“Hello,” said she. “I don’t have much time. Tell me quickly—how are you?” she continued without any pause, “Actually leave that, did you book your flight to the wedding?”
“Hi! — thanks — all good — will do — go away,” I replied like I was being charged for every spoken word, as in the days of telegram when real-time communication was charged per written-character.
“You screwed up the order of answers,” she retorted.
“Look who is talking about screwing up!” it was my turn to strike back.
“Not a good time to get all gooey, my buoy. I am really busy. I just called to tell you I need you. If possible, be here few days before the date,” she spoke with emphasis on every punctuation.
“As usual, we exist to serve your whims princess,” I could talk satirical too. It was my mother tongue, after all.
“Got to go. Call you later. Be angry till then. Bye… I love you… Click…” she disconnected.
Maya narrated this rundown of her brief call with her best friend to me. She was getting married in two months. “I hate her… She was so busy being her usual restless, stupid self… I miss her a little though…” she recounted.
After the call, she conferenced with their mutual friends and the collective verdict was to organize a surprise bachelorette bash next month.
It is usual for us to dwell on details of emotions, their triggers, their evolutionary purposes — yada, yada. We had spent hours talking about games and their cultural impacts, the effects of social media, media’s responsibilities and sorts.
I received a call from her late in the evening.
“Today, we discuss an emotion we strangely haven’t dissected before — surprises. What was your most surprising personal event this year?” Maya inquired in her characteristically curious voice.
I instinctively knew it was going to be a hard choice. Surprisingly it wasn’t. I was not sure if this was the most surprising one, but I think my mind processed her ‘request for search’ in reverse-chronology and this was the one that eclipsed every surprising memory before it. I told her that.

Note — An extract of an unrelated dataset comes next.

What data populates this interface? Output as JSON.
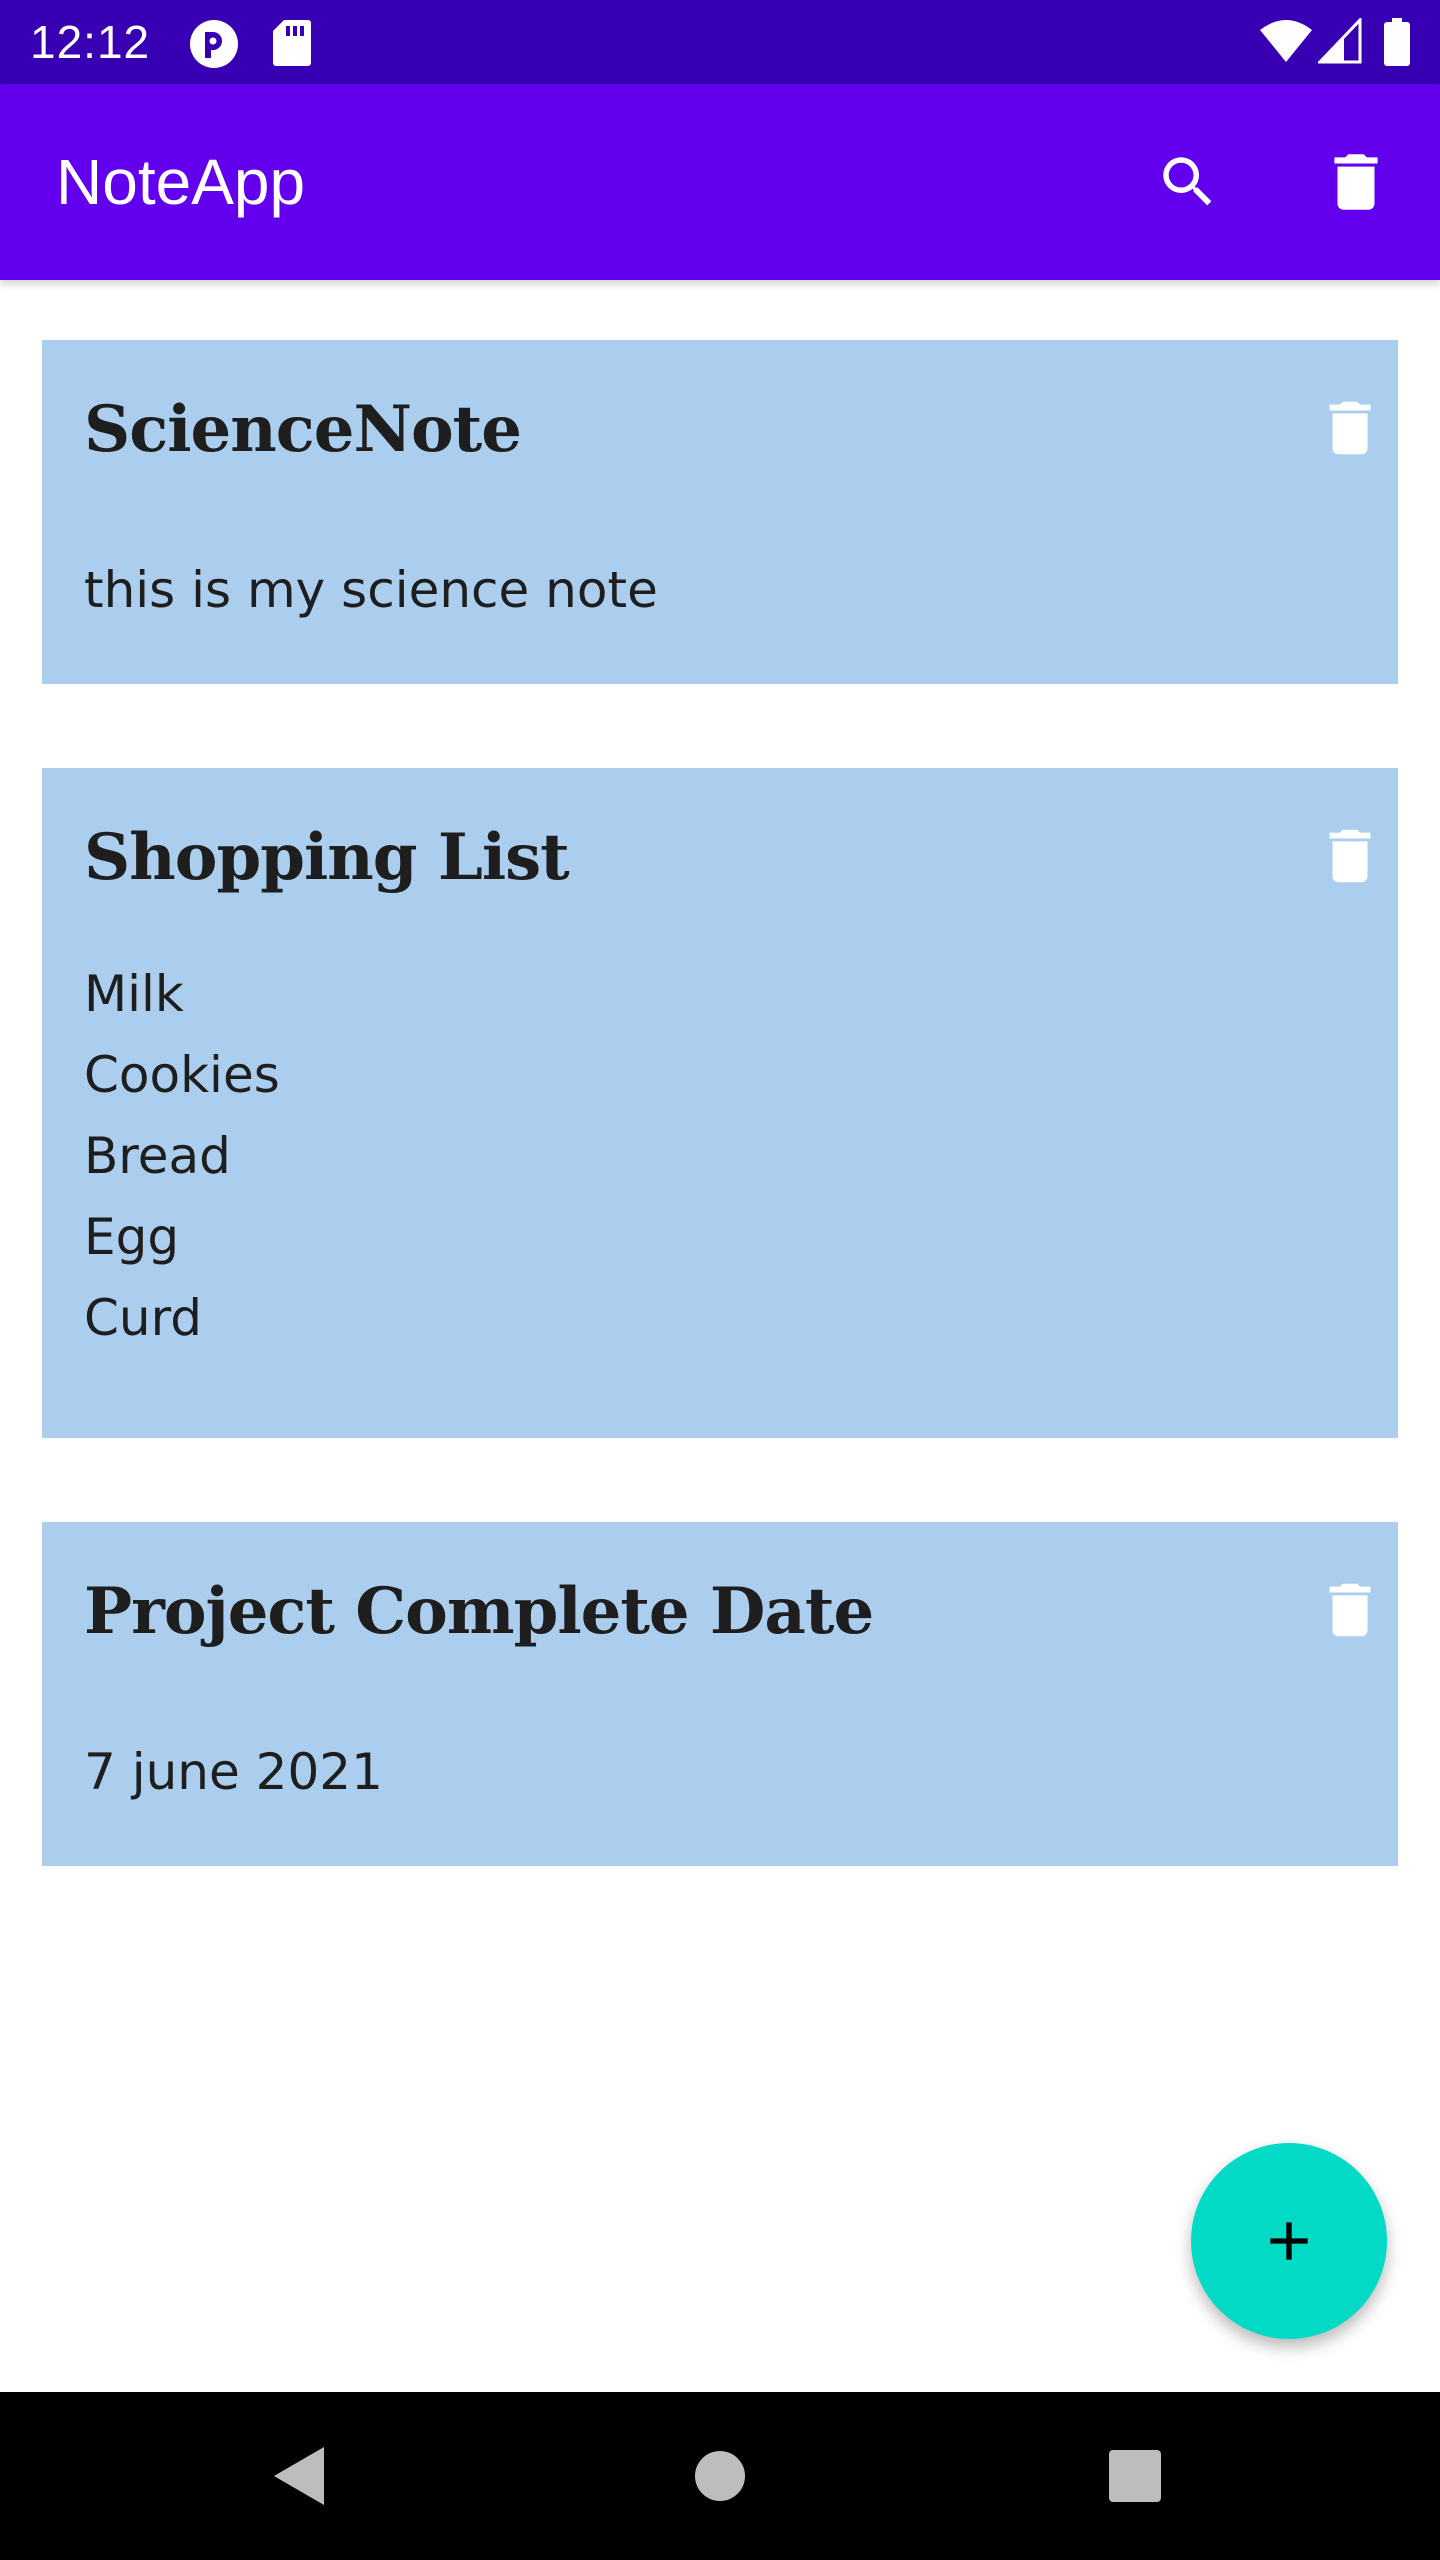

“It is the end of October, I am returning after my Diwali break. I prepare myself for a long, solo, and an uneventful 24 hours journey in train. Around five hours in transit, some reading and a short nap later, I open my sling bag to take out my notebook, only to discover a neatly folded, handwritten note flying off as I pulled. This was it—the most surprising moment of the year.

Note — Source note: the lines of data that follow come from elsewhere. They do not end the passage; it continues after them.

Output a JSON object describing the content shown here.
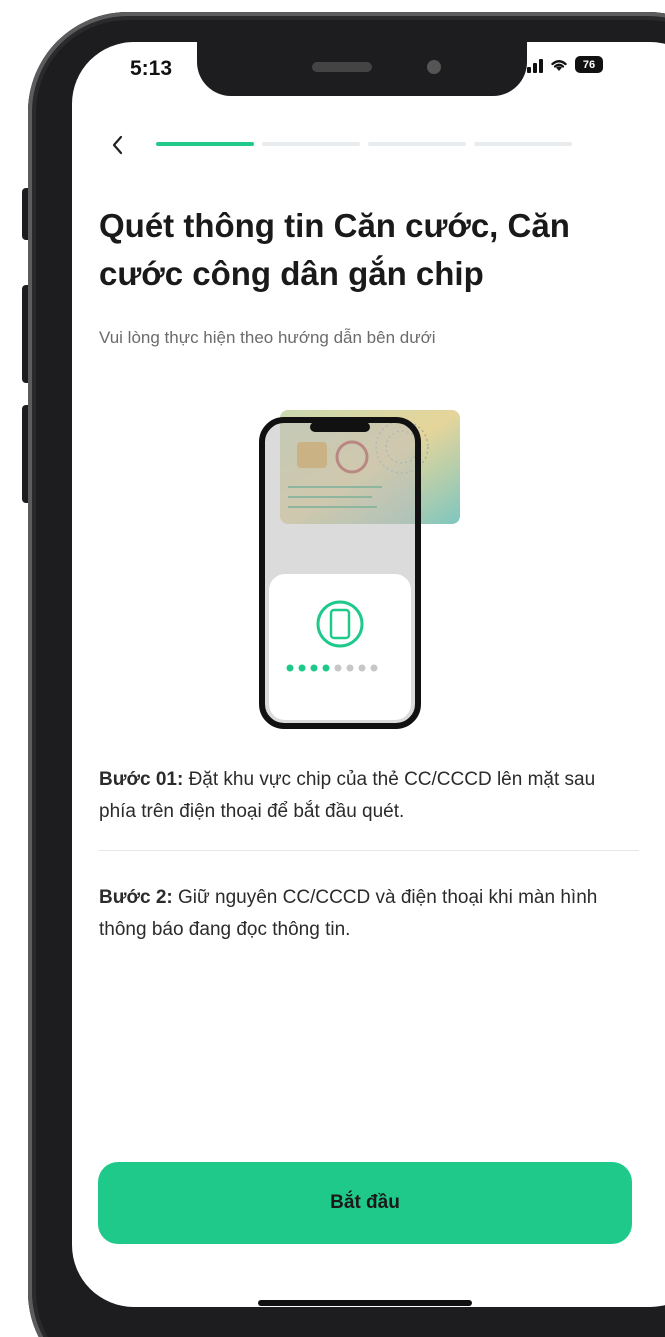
{
  "status_bar": {
    "time": "5:13",
    "battery": "76",
    "icons": [
      "signal-icon",
      "wifi-icon",
      "battery-icon"
    ]
  },
  "nav": {
    "back_icon": "chevron-left-icon",
    "progress_steps": 4,
    "progress_current": 1
  },
  "header": {
    "title": "Quét thông tin Căn cước, Căn cước công dân gắn chip",
    "subtitle": "Vui lòng thực hiện theo hướng dẫn bên dưới"
  },
  "steps": [
    {
      "label": "Bước 01:",
      "text": " Đặt khu vực chip của thẻ CC/CCCD lên mặt sau phía trên điện thoại để bắt đầu quét."
    },
    {
      "label": "Bước 2:",
      "text": " Giữ nguyên CC/CCCD và điện thoại khi màn hình thông báo đang đọc thông tin."
    }
  ],
  "actions": {
    "start_label": "Bắt đầu"
  },
  "colors": {
    "accent": "#1fc98a",
    "progress_inactive": "#e9ecef",
    "text_primary": "#1a1a1a",
    "text_secondary": "#6b6b6b"
  }
}
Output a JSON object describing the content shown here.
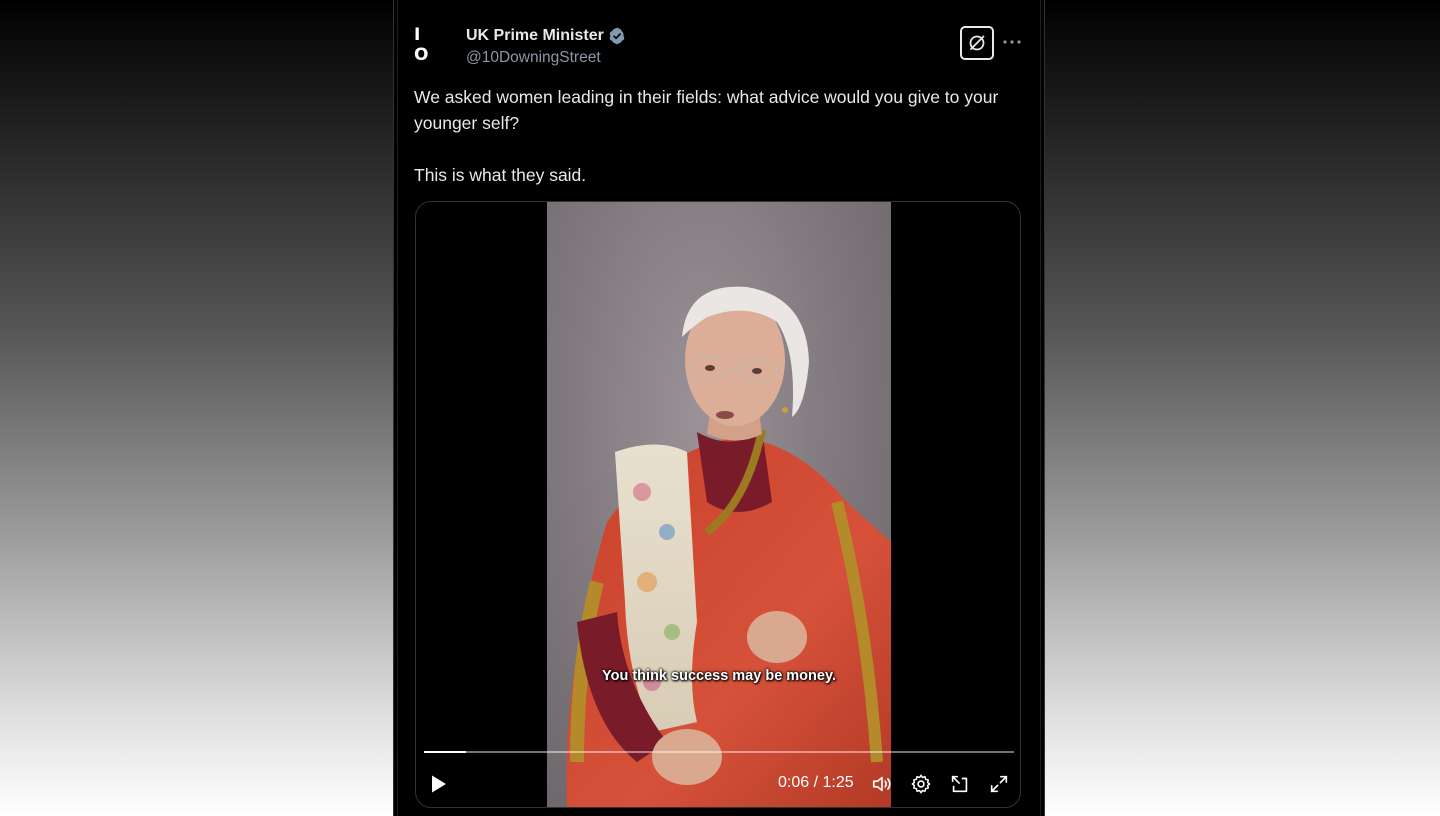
{
  "author": {
    "display_name": "UK Prime Minister",
    "handle": "@10DowningStreet",
    "avatar_text": "I O",
    "verified_color": "#829aab"
  },
  "tweet": {
    "text_line1": "We asked women leading in their fields: what advice would you give to your younger self?",
    "text_line2": "This is what they said."
  },
  "video": {
    "subtitle": "You think success may be money.",
    "current_time": "0:06",
    "duration": "1:25",
    "time_display": "0:06 / 1:25",
    "progress_fraction": 0.0706
  },
  "icons": {
    "grok": "grok-icon",
    "more": "more-icon",
    "play": "play-icon",
    "volume": "volume-icon",
    "settings": "gear-icon",
    "dock": "dock-icon",
    "fullscreen": "fullscreen-icon"
  },
  "colors": {
    "background": "#000000",
    "text": "#e7e9ea",
    "secondary": "#8b98a5"
  }
}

My eyes were exclusively tracking the trajectory of the note, figuring out its expected landing time and coordinates. My head is already contemplating the content and plausible writer of the note, releasing dopamine as I gaited the realms of anticipation. My limbs have forgotten the notebook and discovered their raison d’être is to save that note from falling down.
At that moment, I was completely at loss about every who, how or when related to that note. My whole attention was sucked into that tiny piece of paper, now in a projectile motion, eager to know more about it as soon as possible.”
“I was overwhelmed, ecstatic, elevated, excited, attentive, and emotionally charged; until and even after I discovered the writer and the contents of that note,” I paused and continued, “It felt like a lot happened in that moment. Like, if time ceased to exist and everything would have to happen collectively. It happened exactly that way. I doubt if it makes sense to you,” I said.
She responded like she were to present a synthesis to my answer, “Great! Got it. I just have to replicate these reactions in her. This will be our target state. A perfect surprise has to be unexpected, should create tunnel vision, leave her emotionally challenged, fabricate a false sense of attention, swiftly make her switch mental gears, and create an eclipse that shadows her past experiences… ”
“…And you wonder what is wrong with you!” I added still thinking about that moment.
“Yeah! Still an enigma,” she said.
‘I think…I would rather recollect the life mis-spent in the fragile things than spent avoiding moral debt.’ — Neil Gaiman